* Exercise objective *
Would you please reproduce all the entries word for word, minus the pictures?

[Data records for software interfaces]
+ + + + + + +

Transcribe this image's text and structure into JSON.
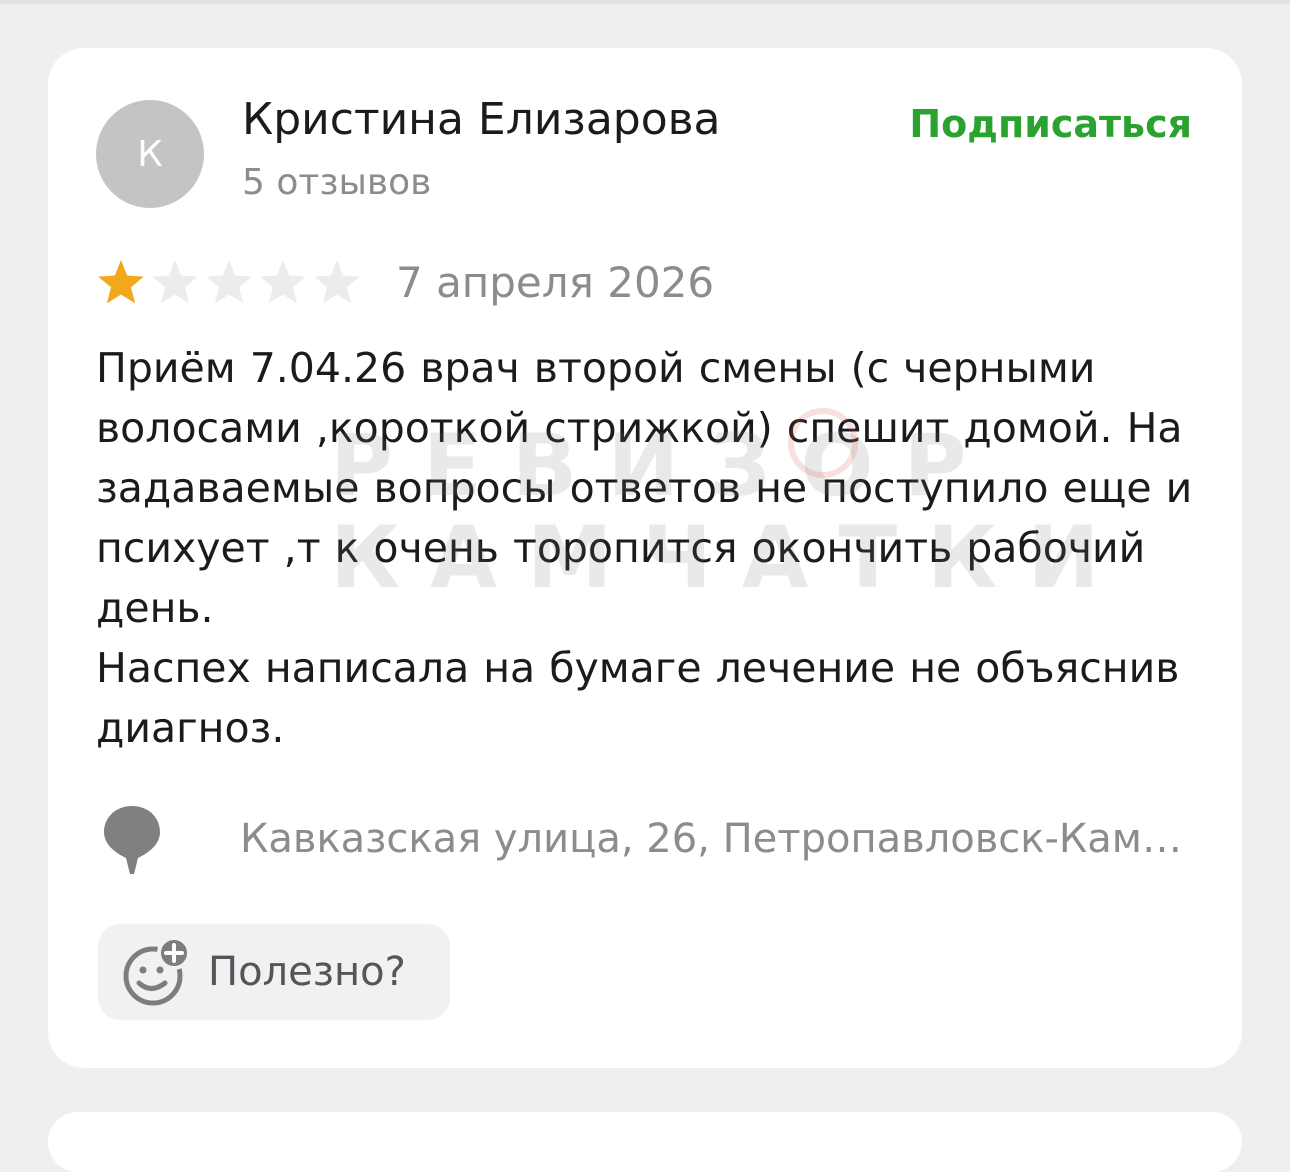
{
  "review": {
    "author": {
      "initial": "К",
      "name": "Кристина Елизарова",
      "reviews_count": "5 отзывов"
    },
    "subscribe_label": "Подписаться",
    "rating": {
      "value": 1,
      "max": 5
    },
    "date": "7 апреля 2026",
    "text": "Приём 7.04.26 врач второй смены (с черными\nволосами ,короткой стрижкой) спешит домой. На\nзадаваемые вопросы ответов не поступило еще и\nпсихует ,т к очень торопится окончить рабочий\nдень.\nНаспех написала на бумаге лечение не объяснив\nдиагноз.",
    "address": "Кавказская улица, 26, Петропавловск-Кам…",
    "useful_label": "Полезно?"
  },
  "watermark": {
    "line1": "РЕВИЗОР",
    "line2": "КАМЧАТКИ"
  },
  "icons": {
    "star": "star-icon",
    "pin": "map-pin-icon",
    "useful": "smile-plus-icon"
  },
  "colors": {
    "accent_green": "#2aa22f",
    "star_filled": "#f2a81c",
    "star_empty": "#ececee",
    "muted_text": "#8c8c90"
  }
}
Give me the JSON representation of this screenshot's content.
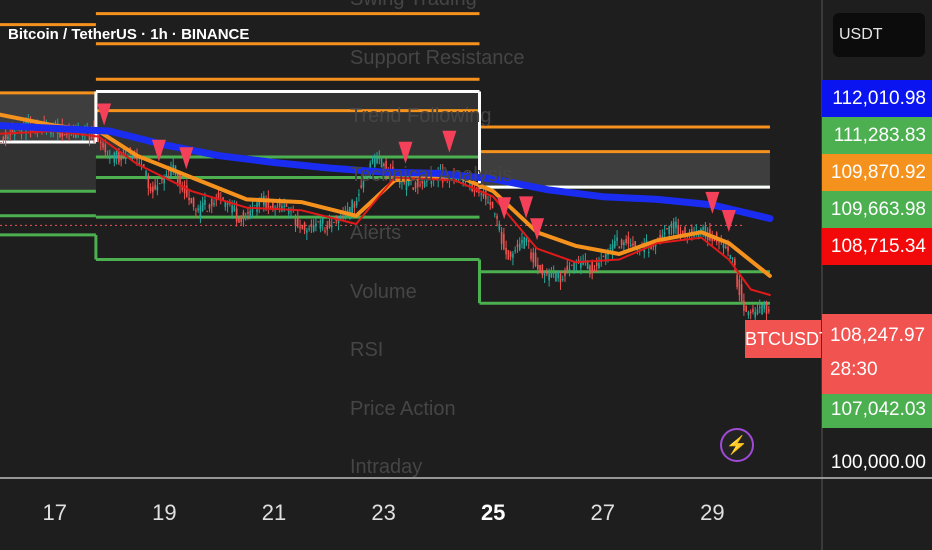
{
  "header": {
    "symbol_title": "Bitcoin / TetherUS · 1h · BINANCE"
  },
  "currency": {
    "label": "USDT"
  },
  "colors": {
    "background": "#1e1e1e",
    "resistance": "#f5921e",
    "support": "#4caf50",
    "pivot": "#ffffff",
    "ema_slow": "#1a2cf0",
    "ema_mid": "#f5921e",
    "ema_fast": "#e01a1a",
    "bull_candle": "#26a69a",
    "bear_candle": "#ef5350",
    "sell_marker": "#f5405a",
    "tag_blue": "#0a14f0",
    "tag_green": "#4caf50",
    "tag_orange": "#f5921e",
    "tag_red": "#f20a0a",
    "tag_last": "#f05350"
  },
  "indicator_menu": [
    "Swing Trading",
    "Support Resistance",
    "Trend Following",
    "Technical Analysis",
    "Alerts",
    "Volume",
    "RSI",
    "Price Action",
    "Intraday"
  ],
  "price_axis": {
    "tags": [
      {
        "label": "112,010.98",
        "color": "tag_blue"
      },
      {
        "label": "111,283.83",
        "color": "tag_green"
      },
      {
        "label": "109,870.92",
        "color": "tag_orange"
      },
      {
        "label": "109,663.98",
        "color": "tag_green"
      },
      {
        "label": "108,715.34",
        "color": "tag_red"
      },
      {
        "label": "107,042.03",
        "color": "tag_green"
      }
    ],
    "last_price": "108,247.97",
    "countdown": "28:30",
    "symbol_label": "BTCUSDT",
    "bottom_tick": "100,000.00"
  },
  "chart_data": {
    "type": "line",
    "title": "Bitcoin / TetherUS · 1h · BINANCE",
    "x_tick_labels": [
      "17",
      "19",
      "21",
      "23",
      "25",
      "27",
      "29"
    ],
    "bold_tick": "25",
    "x_range": [
      16.0,
      31.0
    ],
    "y_range": [
      99000,
      116500
    ],
    "last_price": 108247.97,
    "levels": {
      "resistance": [
        {
          "x": [
            16.0,
            17.75
          ],
          "y": [
            115600,
            113100
          ]
        },
        {
          "x": [
            17.75,
            24.75
          ],
          "y": [
            116000,
            114900,
            113600,
            112450
          ]
        },
        {
          "x": [
            24.75,
            30.05
          ],
          "y": [
            111850,
            110950
          ]
        }
      ],
      "support": [
        {
          "x": [
            16.0,
            17.75
          ],
          "y": [
            109500,
            108600,
            107900
          ]
        },
        {
          "x": [
            17.75,
            24.75
          ],
          "y": [
            110750,
            110000,
            108550,
            107000
          ]
        },
        {
          "x": [
            24.75,
            30.05
          ],
          "y": [
            109650,
            106550,
            105400
          ]
        }
      ],
      "pivot": [
        {
          "x": [
            16.0,
            17.75
          ],
          "y": [
            111300
          ]
        },
        {
          "x": [
            17.75,
            24.75
          ],
          "y": [
            113150
          ]
        },
        {
          "x": [
            24.75,
            30.05
          ],
          "y": [
            109650
          ]
        }
      ]
    },
    "series": [
      {
        "role": "ema_slow",
        "x": [
          16.0,
          17.0,
          18.0,
          19.0,
          20.0,
          21.0,
          22.0,
          23.0,
          24.0,
          25.0,
          26.0,
          27.0,
          28.0,
          29.0,
          30.05
        ],
        "y": [
          111900,
          111800,
          111700,
          111200,
          110800,
          110550,
          110350,
          110200,
          110150,
          109950,
          109550,
          109300,
          109200,
          109000,
          108500
        ]
      },
      {
        "role": "ema_mid",
        "x": [
          16.0,
          17.0,
          17.8,
          18.5,
          19.5,
          20.5,
          21.5,
          22.5,
          23.2,
          24.3,
          25.0,
          25.8,
          26.5,
          27.3,
          28.0,
          28.8,
          29.3,
          30.05
        ],
        "y": [
          112300,
          111900,
          111700,
          110800,
          110000,
          109200,
          109100,
          108600,
          109900,
          110100,
          109500,
          108000,
          107500,
          107200,
          107700,
          108000,
          107600,
          106400
        ]
      },
      {
        "role": "ema_fast",
        "x": [
          16.0,
          17.0,
          17.8,
          18.5,
          19.5,
          20.5,
          21.5,
          22.5,
          23.2,
          24.3,
          25.0,
          25.8,
          26.5,
          27.3,
          28.0,
          28.8,
          29.3,
          29.7,
          30.05
        ],
        "y": [
          111600,
          111700,
          111500,
          110500,
          109500,
          108900,
          108800,
          108300,
          110000,
          109900,
          109300,
          107400,
          106900,
          107000,
          107600,
          107800,
          107000,
          105900,
          105700
        ]
      },
      {
        "role": "price",
        "x": [
          16.0,
          16.6,
          17.2,
          17.8,
          18.0,
          18.4,
          18.8,
          19.2,
          19.6,
          20.0,
          20.4,
          20.8,
          21.2,
          21.6,
          22.0,
          22.4,
          22.6,
          22.8,
          23.0,
          23.4,
          23.8,
          24.2,
          24.6,
          24.8,
          25.0,
          25.3,
          25.6,
          25.9,
          26.2,
          26.5,
          26.8,
          27.1,
          27.4,
          27.7,
          28.0,
          28.3,
          28.6,
          28.9,
          29.2,
          29.4,
          29.6,
          29.8,
          30.05
        ],
        "y": [
          111500,
          111900,
          111700,
          111600,
          110600,
          111000,
          109600,
          110300,
          108700,
          109300,
          108500,
          109100,
          108900,
          108100,
          108300,
          108700,
          109700,
          110600,
          110500,
          109700,
          109900,
          110100,
          109800,
          109500,
          108800,
          107100,
          107700,
          106500,
          106300,
          106900,
          106700,
          107200,
          107800,
          107300,
          107700,
          108200,
          107900,
          108000,
          107600,
          106800,
          105200,
          105000,
          105300
        ]
      }
    ],
    "sell_signals_x": [
      17.9,
      18.9,
      19.4,
      23.4,
      24.2,
      25.2,
      25.6,
      25.8,
      29.0,
      29.3
    ]
  }
}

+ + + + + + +

* Task result *
Transcribe this image's text and structure into JSON.
{
  "review": {
    "author": {
      "initial": "К",
      "name": "Кристина Елизарова",
      "reviews_count": "5 отзывов"
    },
    "subscribe_label": "Подписаться",
    "rating": {
      "value": 1,
      "max": 5
    },
    "date": "7 апреля 2026",
    "text": "Приём 7.04.26 врач второй смены (с черными\nволосами ,короткой стрижкой) спешит домой. На\nзадаваемые вопросы ответов не поступило еще и\nпсихует ,т к очень торопится окончить рабочий\nдень.\nНаспех написала на бумаге лечение не объяснив\nдиагноз.",
    "address": "Кавказская улица, 26, Петропавловск-Кам…",
    "useful_label": "Полезно?"
  },
  "watermark": {
    "line1": "РЕВИЗОР",
    "line2": "КАМЧАТКИ"
  },
  "icons": {
    "star": "star-icon",
    "pin": "map-pin-icon",
    "useful": "smile-plus-icon"
  },
  "colors": {
    "accent_green": "#2aa22f",
    "star_filled": "#f2a81c",
    "star_empty": "#ececee",
    "muted_text": "#8c8c90"
  }
}
Give me the JSON representation of this screenshot's content.
{
  "header": {
    "symbol_title": "Bitcoin / TetherUS · 1h · BINANCE"
  },
  "currency": {
    "label": "USDT"
  },
  "colors": {
    "background": "#1e1e1e",
    "resistance": "#f5921e",
    "support": "#4caf50",
    "pivot": "#ffffff",
    "ema_slow": "#1a2cf0",
    "ema_mid": "#f5921e",
    "ema_fast": "#e01a1a",
    "bull_candle": "#26a69a",
    "bear_candle": "#ef5350",
    "sell_marker": "#f5405a",
    "tag_blue": "#0a14f0",
    "tag_green": "#4caf50",
    "tag_orange": "#f5921e",
    "tag_red": "#f20a0a",
    "tag_last": "#f05350"
  },
  "indicator_menu": [
    "Swing Trading",
    "Support Resistance",
    "Trend Following",
    "Technical Analysis",
    "Alerts",
    "Volume",
    "RSI",
    "Price Action",
    "Intraday"
  ],
  "price_axis": {
    "tags": [
      {
        "label": "112,010.98",
        "color": "tag_blue"
      },
      {
        "label": "111,283.83",
        "color": "tag_green"
      },
      {
        "label": "109,870.92",
        "color": "tag_orange"
      },
      {
        "label": "109,663.98",
        "color": "tag_green"
      },
      {
        "label": "108,715.34",
        "color": "tag_red"
      },
      {
        "label": "107,042.03",
        "color": "tag_green"
      }
    ],
    "last_price": "108,247.97",
    "countdown": "28:30",
    "symbol_label": "BTCUSDT",
    "bottom_tick": "100,000.00"
  },
  "chart_data": {
    "type": "line",
    "title": "Bitcoin / TetherUS · 1h · BINANCE",
    "x_tick_labels": [
      "17",
      "19",
      "21",
      "23",
      "25",
      "27",
      "29"
    ],
    "bold_tick": "25",
    "x_range": [
      16.0,
      31.0
    ],
    "y_range": [
      99000,
      116500
    ],
    "last_price": 108247.97,
    "levels": {
      "resistance": [
        {
          "x": [
            16.0,
            17.75
          ],
          "y": [
            115600,
            113100
          ]
        },
        {
          "x": [
            17.75,
            24.75
          ],
          "y": [
            116000,
            114900,
            113600,
            112450
          ]
        },
        {
          "x": [
            24.75,
            30.05
          ],
          "y": [
            111850,
            110950
          ]
        }
      ],
      "support": [
        {
          "x": [
            16.0,
            17.75
          ],
          "y": [
            109500,
            108600,
            107900
          ]
        },
        {
          "x": [
            17.75,
            24.75
          ],
          "y": [
            110750,
            110000,
            108550,
            107000
          ]
        },
        {
          "x": [
            24.75,
            30.05
          ],
          "y": [
            109650,
            106550,
            105400
          ]
        }
      ],
      "pivot": [
        {
          "x": [
            16.0,
            17.75
          ],
          "y": [
            111300
          ]
        },
        {
          "x": [
            17.75,
            24.75
          ],
          "y": [
            113150
          ]
        },
        {
          "x": [
            24.75,
            30.05
          ],
          "y": [
            109650
          ]
        }
      ]
    },
    "series": [
      {
        "role": "ema_slow",
        "x": [
          16.0,
          17.0,
          18.0,
          19.0,
          20.0,
          21.0,
          22.0,
          23.0,
          24.0,
          25.0,
          26.0,
          27.0,
          28.0,
          29.0,
          30.05
        ],
        "y": [
          111900,
          111800,
          111700,
          111200,
          110800,
          110550,
          110350,
          110200,
          110150,
          109950,
          109550,
          109300,
          109200,
          109000,
          108500
        ]
      },
      {
        "role": "ema_mid",
        "x": [
          16.0,
          17.0,
          17.8,
          18.5,
          19.5,
          20.5,
          21.5,
          22.5,
          23.2,
          24.3,
          25.0,
          25.8,
          26.5,
          27.3,
          28.0,
          28.8,
          29.3,
          30.05
        ],
        "y": [
          112300,
          111900,
          111700,
          110800,
          110000,
          109200,
          109100,
          108600,
          109900,
          110100,
          109500,
          108000,
          107500,
          107200,
          107700,
          108000,
          107600,
          106400
        ]
      },
      {
        "role": "ema_fast",
        "x": [
          16.0,
          17.0,
          17.8,
          18.5,
          19.5,
          20.5,
          21.5,
          22.5,
          23.2,
          24.3,
          25.0,
          25.8,
          26.5,
          27.3,
          28.0,
          28.8,
          29.3,
          29.7,
          30.05
        ],
        "y": [
          111600,
          111700,
          111500,
          110500,
          109500,
          108900,
          108800,
          108300,
          110000,
          109900,
          109300,
          107400,
          106900,
          107000,
          107600,
          107800,
          107000,
          105900,
          105700
        ]
      },
      {
        "role": "price",
        "x": [
          16.0,
          16.6,
          17.2,
          17.8,
          18.0,
          18.4,
          18.8,
          19.2,
          19.6,
          20.0,
          20.4,
          20.8,
          21.2,
          21.6,
          22.0,
          22.4,
          22.6,
          22.8,
          23.0,
          23.4,
          23.8,
          24.2,
          24.6,
          24.8,
          25.0,
          25.3,
          25.6,
          25.9,
          26.2,
          26.5,
          26.8,
          27.1,
          27.4,
          27.7,
          28.0,
          28.3,
          28.6,
          28.9,
          29.2,
          29.4,
          29.6,
          29.8,
          30.05
        ],
        "y": [
          111500,
          111900,
          111700,
          111600,
          110600,
          111000,
          109600,
          110300,
          108700,
          109300,
          108500,
          109100,
          108900,
          108100,
          108300,
          108700,
          109700,
          110600,
          110500,
          109700,
          109900,
          110100,
          109800,
          109500,
          108800,
          107100,
          107700,
          106500,
          106300,
          106900,
          106700,
          107200,
          107800,
          107300,
          107700,
          108200,
          107900,
          108000,
          107600,
          106800,
          105200,
          105000,
          105300
        ]
      }
    ],
    "sell_signals_x": [
      17.9,
      18.9,
      19.4,
      23.4,
      24.2,
      25.2,
      25.6,
      25.8,
      29.0,
      29.3
    ]
  }
}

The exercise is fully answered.